**Requirement**
Every line below that has "title" in it should be copied.

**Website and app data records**
==============================
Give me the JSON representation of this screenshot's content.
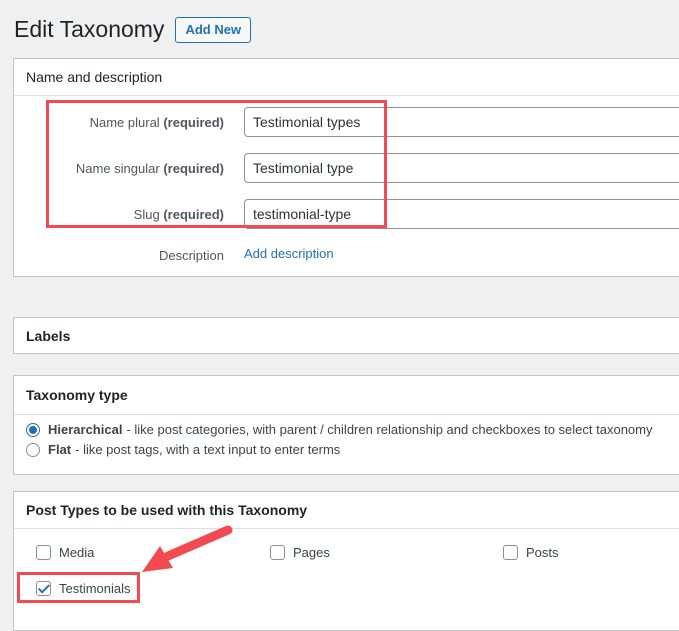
{
  "header": {
    "title": "Edit Taxonomy",
    "add_new_label": "Add New"
  },
  "name_box": {
    "title": "Name and description",
    "fields": [
      {
        "label": "Name plural",
        "required": "(required)",
        "value": "Testimonial types"
      },
      {
        "label": "Name singular",
        "required": "(required)",
        "value": "Testimonial type"
      },
      {
        "label": "Slug",
        "required": "(required)",
        "value": "testimonial-type"
      }
    ],
    "description_label": "Description",
    "description_link": "Add description"
  },
  "labels_box": {
    "title": "Labels"
  },
  "taxonomy_type": {
    "title": "Taxonomy type",
    "options": [
      {
        "name": "Hierarchical",
        "desc": "- like post categories, with parent / children relationship and checkboxes to select taxonomy",
        "selected": true
      },
      {
        "name": "Flat",
        "desc": "- like post tags, with a text input to enter terms",
        "selected": false
      }
    ]
  },
  "post_types": {
    "title": "Post Types to be used with this Taxonomy",
    "items": [
      {
        "label": "Media",
        "checked": false
      },
      {
        "label": "Pages",
        "checked": false
      },
      {
        "label": "Posts",
        "checked": false
      },
      {
        "label": "Testimonials",
        "checked": true
      }
    ]
  },
  "annotation": {
    "color": "#f24a50"
  }
}
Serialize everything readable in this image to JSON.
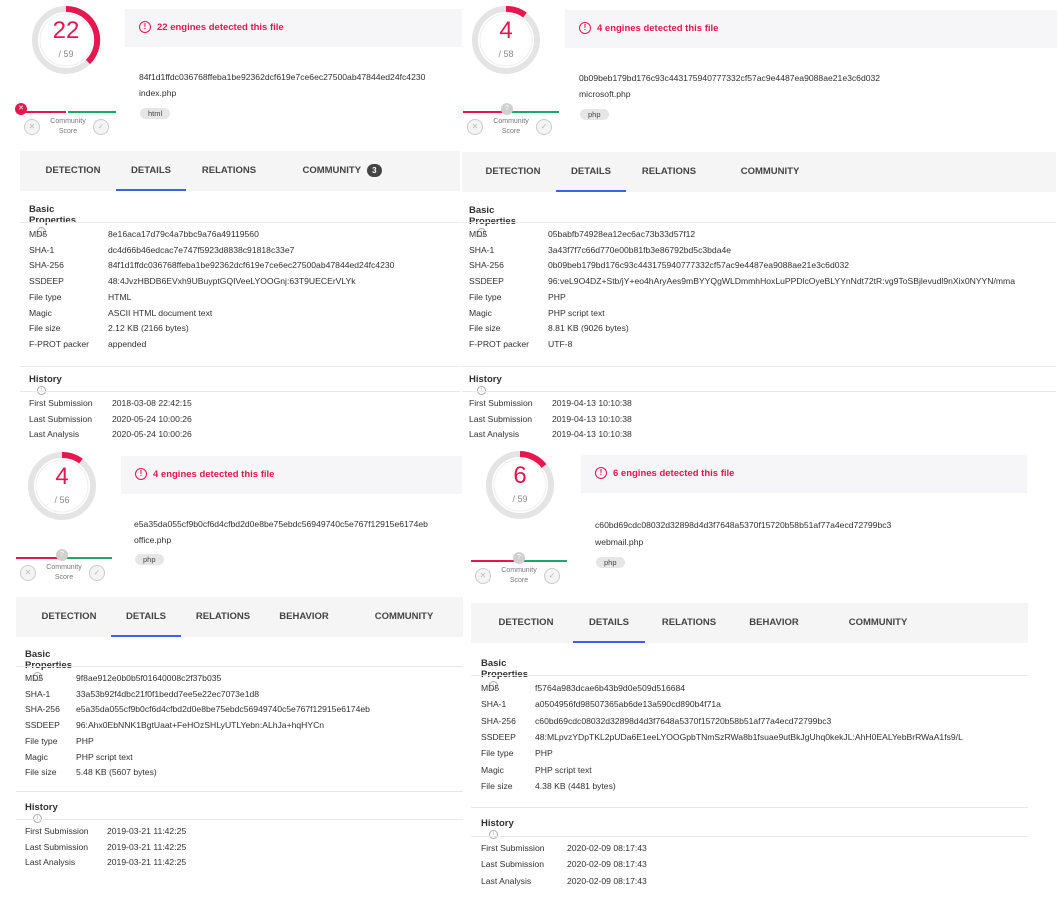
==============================
**Written solution**
    "title": "Edit Taxonomy",
    "title": "Name and description",
    "title": "Labels"
    "title": "Taxonomy type",
    "title": "Post Types to be used with this Taxonomy",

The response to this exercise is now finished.